Waterfall Park is in a horseshoe-shaped canyon off the Lake Hayes-Arrowtown Road.
Thirty metres above, on the crest of a spectacular Mill Creek waterfall, the area is surrounded on three sides by Millbrook Resort.
The portion of Mill Creek below the waterfall is renowned as a brown trout spawning bed.
The property, on three adjacent titles, is 14.7 hectares and has been owned by South Island Asian investor Pan Tai Holdings since 1993.
The main building is a somewhat dilapidated A-frame-like structure which formerly operated as a function centre.
Several years ago it was the base for a short-lived Maori cultural activity, Haka Pa Queenstown.

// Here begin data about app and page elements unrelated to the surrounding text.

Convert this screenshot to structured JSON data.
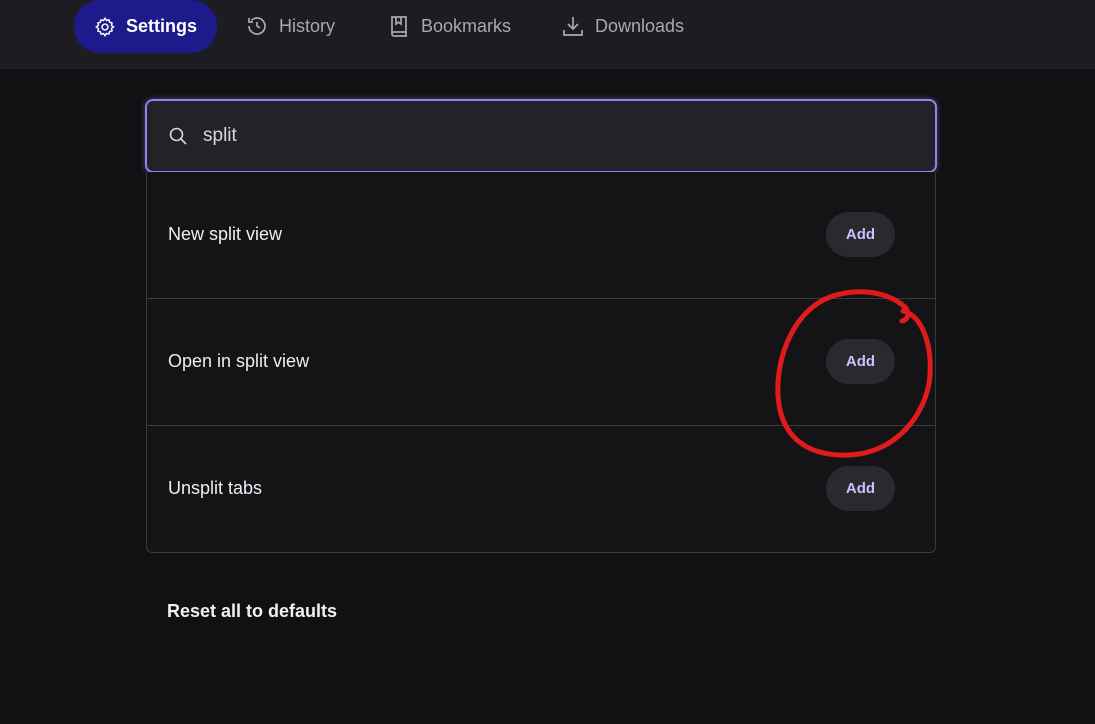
{
  "nav": {
    "tabs": [
      {
        "label": "Settings",
        "icon": "gear-icon",
        "active": true
      },
      {
        "label": "History",
        "icon": "history-icon",
        "active": false
      },
      {
        "label": "Bookmarks",
        "icon": "bookmark-icon",
        "active": false
      },
      {
        "label": "Downloads",
        "icon": "download-icon",
        "active": false
      }
    ]
  },
  "search": {
    "value": "split",
    "icon": "search-icon"
  },
  "results": [
    {
      "label": "New split view",
      "button": "Add"
    },
    {
      "label": "Open in split view",
      "button": "Add"
    },
    {
      "label": "Unsplit tabs",
      "button": "Add"
    }
  ],
  "footer": {
    "reset_label": "Reset all to defaults"
  },
  "colors": {
    "accent": "#1d1a8c",
    "annotation": "#e01b1b",
    "focus_border": "#8c87e8"
  }
}
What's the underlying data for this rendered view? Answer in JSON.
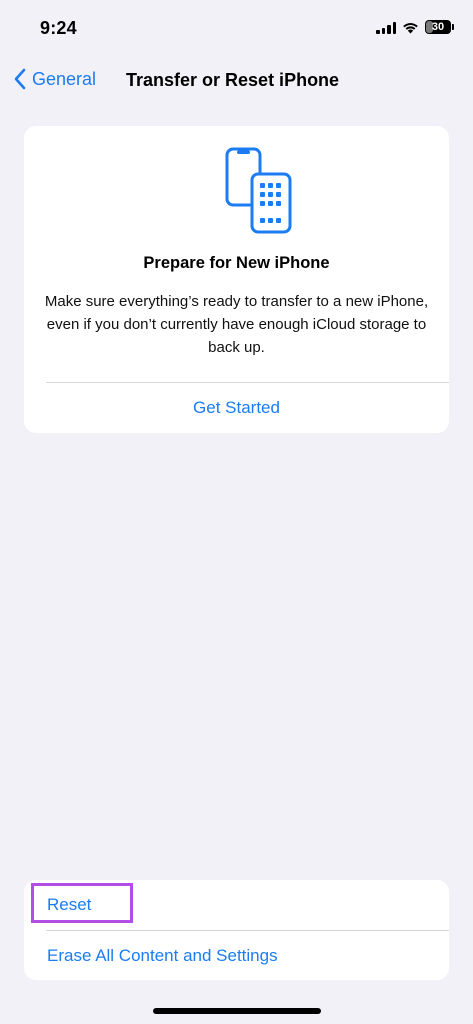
{
  "status_bar": {
    "time": "9:24",
    "battery_level": "30",
    "battery_fraction": 0.3,
    "signal_icon": "signal-bars-icon",
    "wifi_icon": "wifi-icon",
    "battery_icon": "battery-icon"
  },
  "nav": {
    "back_label": "General",
    "back_icon": "chevron-left-icon",
    "title": "Transfer or Reset iPhone"
  },
  "prepare": {
    "icon": "transfer-phones-icon",
    "title": "Prepare for New iPhone",
    "description": "Make sure everything’s ready to transfer to a new iPhone, even if you don’t currently have enough iCloud storage to back up.",
    "action_label": "Get Started"
  },
  "reset_list": {
    "items": [
      {
        "label": "Reset"
      },
      {
        "label": "Erase All Content and Settings"
      }
    ]
  },
  "colors": {
    "accent": "#1b7cf4",
    "background": "#f2f1f7",
    "highlight": "#b24ee6"
  }
}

One of the property’s main selling points is a special Waterfall Park resort zoning in the district plan, similar to Millbrook Resort and Jack’s Point.
The zoning provides for up to 100 residential units.

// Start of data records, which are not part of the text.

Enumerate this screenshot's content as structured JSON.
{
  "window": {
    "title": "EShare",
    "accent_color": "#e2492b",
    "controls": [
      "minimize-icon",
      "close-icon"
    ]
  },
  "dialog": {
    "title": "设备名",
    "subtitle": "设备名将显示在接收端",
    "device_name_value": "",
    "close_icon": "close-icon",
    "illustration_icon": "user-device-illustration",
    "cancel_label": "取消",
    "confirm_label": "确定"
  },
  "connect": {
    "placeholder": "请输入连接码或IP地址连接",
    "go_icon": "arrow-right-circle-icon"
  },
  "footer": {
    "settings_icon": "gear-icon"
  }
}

There’s also provision for a village centre area, where the main building is, that allows for amenities like bars, restaurants, theatre, conference, cultural and resort facilities.
However an elevated part of the property overlooking Lake Hayes – the latest title to be added – appears to be zoned rural general.
Waterfall Park’s listing agent, Bayleys Queenstown owner David Murray, describes it as “one of the most exciting properties I’ve seen in 40 years selling real estate”.
“It’s remarkably unique from every angle – the zoning, the location, the shape of the land.
“It has the potential for intensive use or just one grand estate with perhaps various out-buildings.
“I think it’s a property to fall in love with – somebody’s going to take it on as a special project.”
Murray says he’s already fielding overseas enquiries.
“Someone will turn its apparent challenge into a strength.”
Queenstowner Kevin Ritchie – Waterfall Park’s original developer – is someone taking an interest in the sale.
He bought the then four-hectare property off Wilf Cotton in 1971 for $8000.
Ritchie says he didn’t know about the waterfall till he was walking above it with his fiancee.
“I said, ‘I can hear rapids’, and climbed down to have a look – the waterfall was covered in big willow trees.”
Ritchie says he borrowed $7200 from his fiancee to buy it. He put a road into the property and put the A-frame-like building up in the late ‘70s. Ritchie ran it as a function centre and museum till selling the property in 1984 for $300,000.
Seeing the property now selling for $5m “makes me laugh”, he says.
“If I was young I’d be annoyed but what use is it now?
“I’m 81 on Saturday and staying alive is the main thing.”